Repeat the records word for word, excluding any picture.

[EXTRACTED ENTRIES]
━━━━━━━━━━━━━━━━━━━━
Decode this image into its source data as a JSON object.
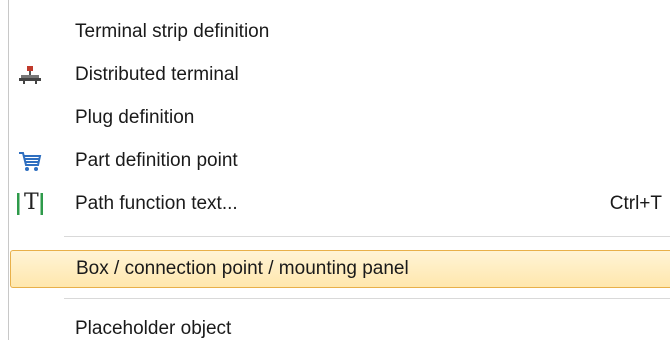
{
  "menu": {
    "items": [
      {
        "label": "Terminal strip definition",
        "icon": "",
        "shortcut": ""
      },
      {
        "label": "Distributed terminal",
        "icon": "distributed-terminal-icon",
        "shortcut": ""
      },
      {
        "label": "Plug definition",
        "icon": "",
        "shortcut": ""
      },
      {
        "label": "Part definition point",
        "icon": "shopping-cart-icon",
        "shortcut": ""
      },
      {
        "label": "Path function text...",
        "icon": "text-frame-icon",
        "shortcut": "Ctrl+T"
      },
      {
        "label": "Box / connection point / mounting panel",
        "icon": "",
        "shortcut": ""
      },
      {
        "label": "Placeholder object",
        "icon": "",
        "shortcut": ""
      }
    ],
    "highlighted_index": 5,
    "text_icon_glyph": "T",
    "colors": {
      "highlight_fill": "#ffe7ad",
      "highlight_border": "#e8b04a",
      "cart_icon": "#2f6fc0",
      "terminal_icon": "#c0392b"
    }
  }
}
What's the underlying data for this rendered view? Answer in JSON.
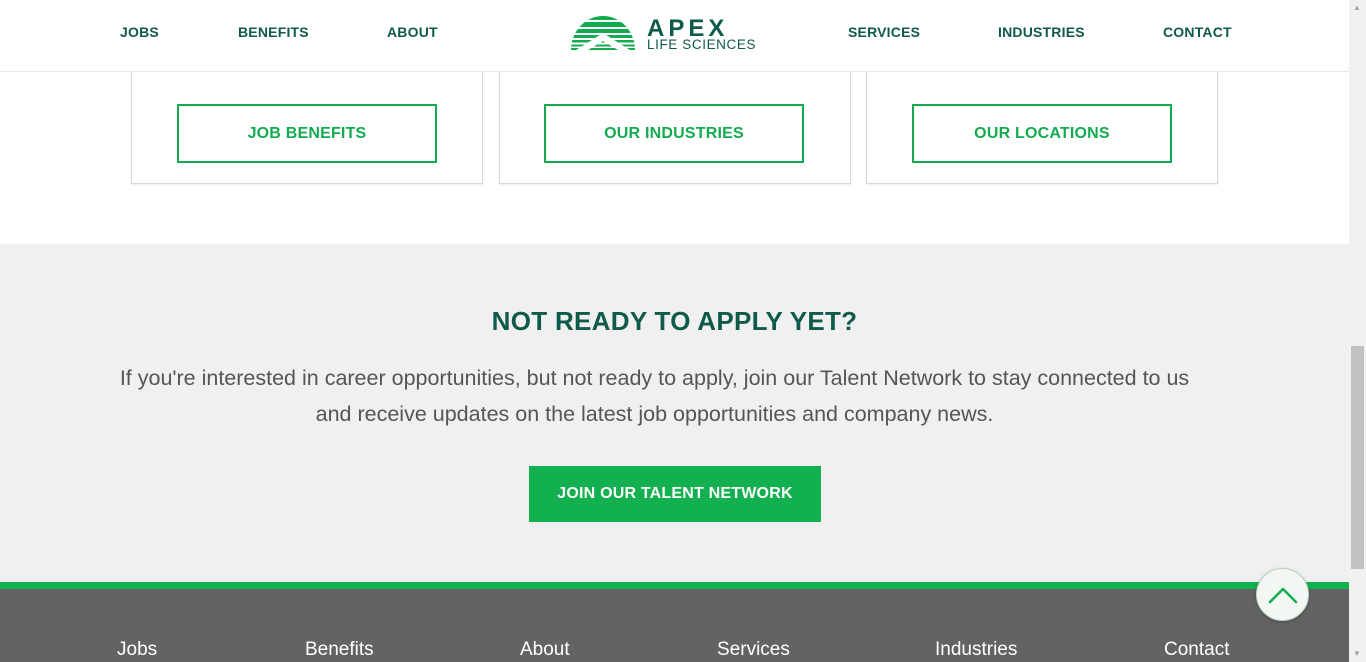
{
  "header": {
    "nav_left": [
      "JOBS",
      "BENEFITS",
      "ABOUT"
    ],
    "nav_right": [
      "SERVICES",
      "INDUSTRIES",
      "CONTACT"
    ],
    "logo": {
      "word": "APEX",
      "sub": "LIFE SCIENCES"
    }
  },
  "cards": {
    "buttons": [
      "JOB BENEFITS",
      "OUR INDUSTRIES",
      "OUR LOCATIONS"
    ]
  },
  "talent": {
    "title": "NOT READY TO APPLY YET?",
    "body": "If you're interested in career opportunities, but not ready to apply, join our Talent Network to stay connected to us and receive updates on the latest job opportunities and company news.",
    "button": "JOIN OUR TALENT NETWORK"
  },
  "footer": {
    "links": [
      "Jobs",
      "Benefits",
      "About",
      "Services",
      "Industries",
      "Contact"
    ]
  },
  "icons": {
    "back_to_top": "chevron-up-icon",
    "scroll_up": "triangle-up",
    "scroll_down": "triangle-down"
  },
  "colors": {
    "brand_dark": "#0f5a4a",
    "brand_green": "#13b04f",
    "section_bg": "#eff0ef",
    "footer_bg": "#636365"
  }
}
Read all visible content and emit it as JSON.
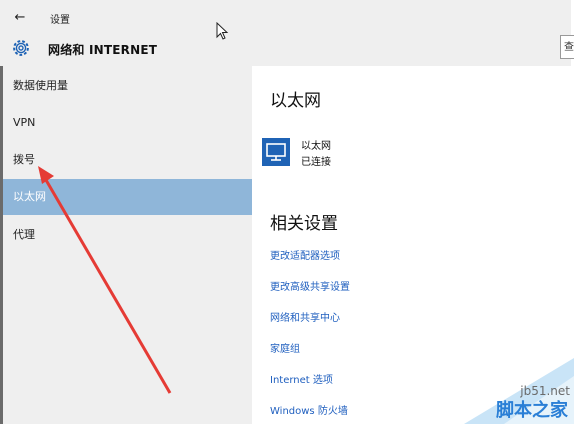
{
  "window": {
    "back_glyph": "←",
    "app_title": "设置"
  },
  "header": {
    "page_title": "网络和 INTERNET",
    "search_fragment": "查"
  },
  "sidebar": {
    "items": [
      {
        "label": "数据使用量",
        "active": false
      },
      {
        "label": "VPN",
        "active": false
      },
      {
        "label": "拨号",
        "active": false
      },
      {
        "label": "以太网",
        "active": true
      },
      {
        "label": "代理",
        "active": false
      }
    ]
  },
  "main": {
    "section_title": "以太网",
    "connection": {
      "name": "以太网",
      "status": "已连接",
      "icon": "monitor-network-icon"
    },
    "related_title": "相关设置",
    "links": [
      "更改适配器选项",
      "更改高级共享设置",
      "网络和共享中心",
      "家庭组",
      "Internet 选项",
      "Windows 防火墙"
    ]
  },
  "watermark": {
    "site": "jb51.net",
    "brand": "脚本之家"
  },
  "colors": {
    "accent": "#1f63b5",
    "selected": "#8fb6d9",
    "link": "#1f5fbf",
    "arrow": "#e53b35"
  }
}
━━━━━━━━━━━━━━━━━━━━
[WORKED SOLUTION]
Decode this image into its source data as a JSON object.
{
  "menu": {
    "items": [
      {
        "label": "Terminal strip definition",
        "icon": "",
        "shortcut": ""
      },
      {
        "label": "Distributed terminal",
        "icon": "distributed-terminal-icon",
        "shortcut": ""
      },
      {
        "label": "Plug definition",
        "icon": "",
        "shortcut": ""
      },
      {
        "label": "Part definition point",
        "icon": "shopping-cart-icon",
        "shortcut": ""
      },
      {
        "label": "Path function text...",
        "icon": "text-frame-icon",
        "shortcut": "Ctrl+T"
      },
      {
        "label": "Box / connection point / mounting panel",
        "icon": "",
        "shortcut": ""
      },
      {
        "label": "Placeholder object",
        "icon": "",
        "shortcut": ""
      }
    ],
    "highlighted_index": 5,
    "text_icon_glyph": "T",
    "colors": {
      "highlight_fill": "#ffe7ad",
      "highlight_border": "#e8b04a",
      "cart_icon": "#2f6fc0",
      "terminal_icon": "#c0392b"
    }
  }
}
What's the underlying data for this rendered view? Answer in JSON.
{
  "header": {
    "nav_left": [
      "JOBS",
      "BENEFITS",
      "ABOUT"
    ],
    "nav_right": [
      "SERVICES",
      "INDUSTRIES",
      "CONTACT"
    ],
    "logo": {
      "word": "APEX",
      "sub": "LIFE SCIENCES"
    }
  },
  "cards": {
    "buttons": [
      "JOB BENEFITS",
      "OUR INDUSTRIES",
      "OUR LOCATIONS"
    ]
  },
  "talent": {
    "title": "NOT READY TO APPLY YET?",
    "body": "If you're interested in career opportunities, but not ready to apply, join our Talent Network to stay connected to us and receive updates on the latest job opportunities and company news.",
    "button": "JOIN OUR TALENT NETWORK"
  },
  "footer": {
    "links": [
      "Jobs",
      "Benefits",
      "About",
      "Services",
      "Industries",
      "Contact"
    ]
  },
  "icons": {
    "back_to_top": "chevron-up-icon",
    "scroll_up": "triangle-up",
    "scroll_down": "triangle-down"
  },
  "colors": {
    "brand_dark": "#0f5a4a",
    "brand_green": "#13b04f",
    "section_bg": "#eff0ef",
    "footer_bg": "#636365"
  }
}
Read all visible content and emit it as JSON.
{
  "window": {
    "back_glyph": "←",
    "app_title": "设置"
  },
  "header": {
    "page_title": "网络和 INTERNET",
    "search_fragment": "查"
  },
  "sidebar": {
    "items": [
      {
        "label": "数据使用量",
        "active": false
      },
      {
        "label": "VPN",
        "active": false
      },
      {
        "label": "拨号",
        "active": false
      },
      {
        "label": "以太网",
        "active": true
      },
      {
        "label": "代理",
        "active": false
      }
    ]
  },
  "main": {
    "section_title": "以太网",
    "connection": {
      "name": "以太网",
      "status": "已连接",
      "icon": "monitor-network-icon"
    },
    "related_title": "相关设置",
    "links": [
      "更改适配器选项",
      "更改高级共享设置",
      "网络和共享中心",
      "家庭组",
      "Internet 选项",
      "Windows 防火墙"
    ]
  },
  "watermark": {
    "site": "jb51.net",
    "brand": "脚本之家"
  },
  "colors": {
    "accent": "#1f63b5",
    "selected": "#8fb6d9",
    "link": "#1f5fbf",
    "arrow": "#e53b35"
  }
}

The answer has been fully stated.